Aside from her “Stranger Things” role, Murphy is likely best known for playing Aida in the 2019 movie “Abe,” about a young Brooklyn boy who cooks to unite his half-Israeli, half-Palestinian family, and Salma Stevens in the 2017 short film “Grape Leaves,” which she also produced, co-wrote and co-directed, and which she considers one of the projects of which she is most proud.
“Wearing all the hats on a set was eye-opening because in one minute, I’m being asked about budget and time. In the next, I need to get in character for the scene.” Murphy says. “It was my personal story and perspective on a difficult time, and I’m most proud of the fact that it got finished and did well in some festivals.”
As is the case for most “starving actors”—a phrase Murphy assures is not just a cliché—not every one of her projects, roles and auditions has been so successful.
“It’s hard to put into words how much rejection an actor goes through. To muster up the excitement, drive and pull all skill sets together for the next go-around can be exhausting,” she says. “Dealing with rejection is tricky because, of course, I want to be successful and get to bigger heights in my career. But I deal with it by remembering that rejection is subjective and no reflection of me, how I am or what I’m about—as long as I know I’ve prepared fully.”
What keeps her going is the support of her family and her belief in the power that the arts have to offer perspective and influence society.
Whether she is writing something significant to her or bringing someone else’s words to life through her acting, Murphy aims to generate meaningful conversations.
“It has to be about more than ‘making it big’ for me, because this industry can spit you out quickly,” she says. “There are many films/shows that reveal something that causes me to reflect … When done well, it either challenges me to think differently or validates and prompts me to stay curious. That’s the power it has.”
Movie: Oldie but goodie – “12 Angry Men” Current – “Man Who Knew Infinity and Lion”
TV show: “The Crown”
Musical artist: Sting
Restaurant: Still looking
Dessert: Dark chocolate

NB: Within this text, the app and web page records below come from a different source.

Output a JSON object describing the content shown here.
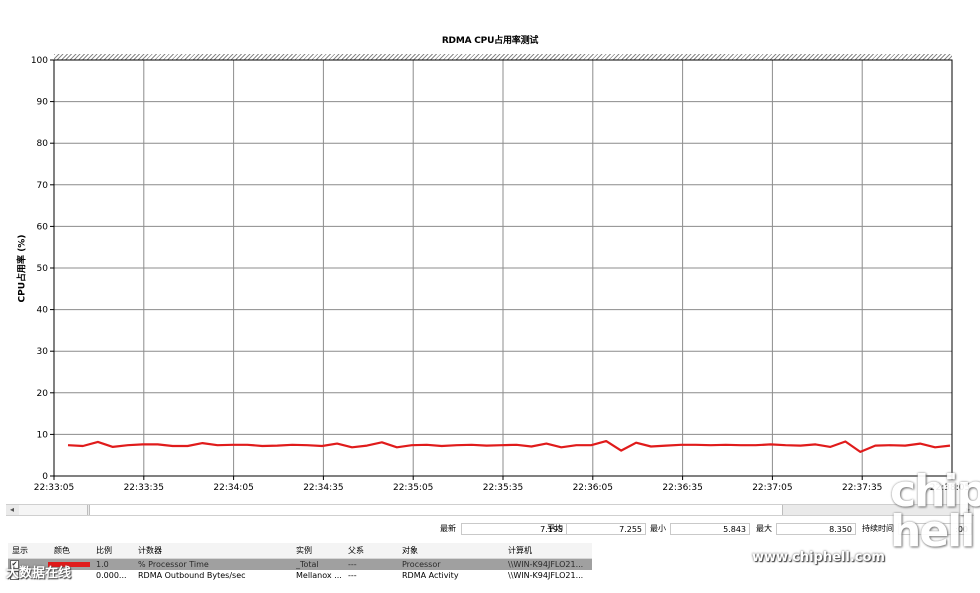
{
  "chart_data": {
    "type": "line",
    "title": "RDMA CPU占用率测试",
    "ylabel": "CPU占用率 (%)",
    "xlabel": "",
    "ylim": [
      0,
      100
    ],
    "yticks": [
      0,
      10,
      20,
      30,
      40,
      50,
      60,
      70,
      80,
      90,
      100
    ],
    "xticks": [
      "22:33:05",
      "22:33:35",
      "22:34:05",
      "22:34:35",
      "22:35:05",
      "22:35:35",
      "22:36:05",
      "22:36:35",
      "22:37:05",
      "22:37:35",
      "22:38:05"
    ],
    "grid": true,
    "series": [
      {
        "color": "#e01b1b",
        "x_start": "22:33:05",
        "x_end": "22:38:05",
        "values": [
          7.4,
          7.2,
          8.2,
          7.0,
          7.4,
          7.6,
          7.6,
          7.2,
          7.2,
          7.9,
          7.4,
          7.5,
          7.5,
          7.2,
          7.3,
          7.5,
          7.4,
          7.2,
          7.8,
          6.9,
          7.3,
          8.1,
          6.9,
          7.4,
          7.5,
          7.2,
          7.4,
          7.5,
          7.3,
          7.4,
          7.5,
          7.1,
          7.8,
          6.9,
          7.4,
          7.4,
          8.4,
          6.1,
          8.0,
          7.1,
          7.3,
          7.5,
          7.5,
          7.4,
          7.5,
          7.4,
          7.4,
          7.6,
          7.4,
          7.3,
          7.6,
          7.0,
          8.3,
          5.8,
          7.3,
          7.4,
          7.3,
          7.8,
          6.9,
          7.3
        ]
      }
    ]
  },
  "stats": {
    "last_label": "最新",
    "last_value": "7.195",
    "avg_label": "平均",
    "avg_value": "7.255",
    "min_label": "最小",
    "min_value": "5.843",
    "max_label": "最大",
    "max_value": "8.350",
    "duration_label": "持续时间",
    "duration_value": ":00"
  },
  "table": {
    "headers": [
      "显示",
      "颜色",
      "比例",
      "计数器",
      "实例",
      "父系",
      "对象",
      "计算机"
    ],
    "rows": [
      {
        "show": true,
        "color": "#e01b1b",
        "scale": "1.0",
        "counter": "% Processor Time",
        "instance": "_Total",
        "parent": "---",
        "object": "Processor",
        "computer": "\\\\WIN-K94JFLO21...",
        "selected": true
      },
      {
        "show": false,
        "color": "",
        "scale": "0.000...",
        "counter": "RDMA Outbound Bytes/sec",
        "instance": "Mellanox ...",
        "parent": "---",
        "object": "RDMA Activity",
        "computer": "\\\\WIN-K94JFLO21...",
        "selected": false
      }
    ]
  },
  "watermark": {
    "logo": "chip hell",
    "url": "www.chiphell.com",
    "small": "大数据在线"
  }
}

City in America: Besides NY? Any small, vibrant, quaint town—recently visited Newport, Rhode Island and loved it.
Quote: “It’s me who chose from the beginning to lose the world in the hopes of winning myself.”—Ghada al-Samman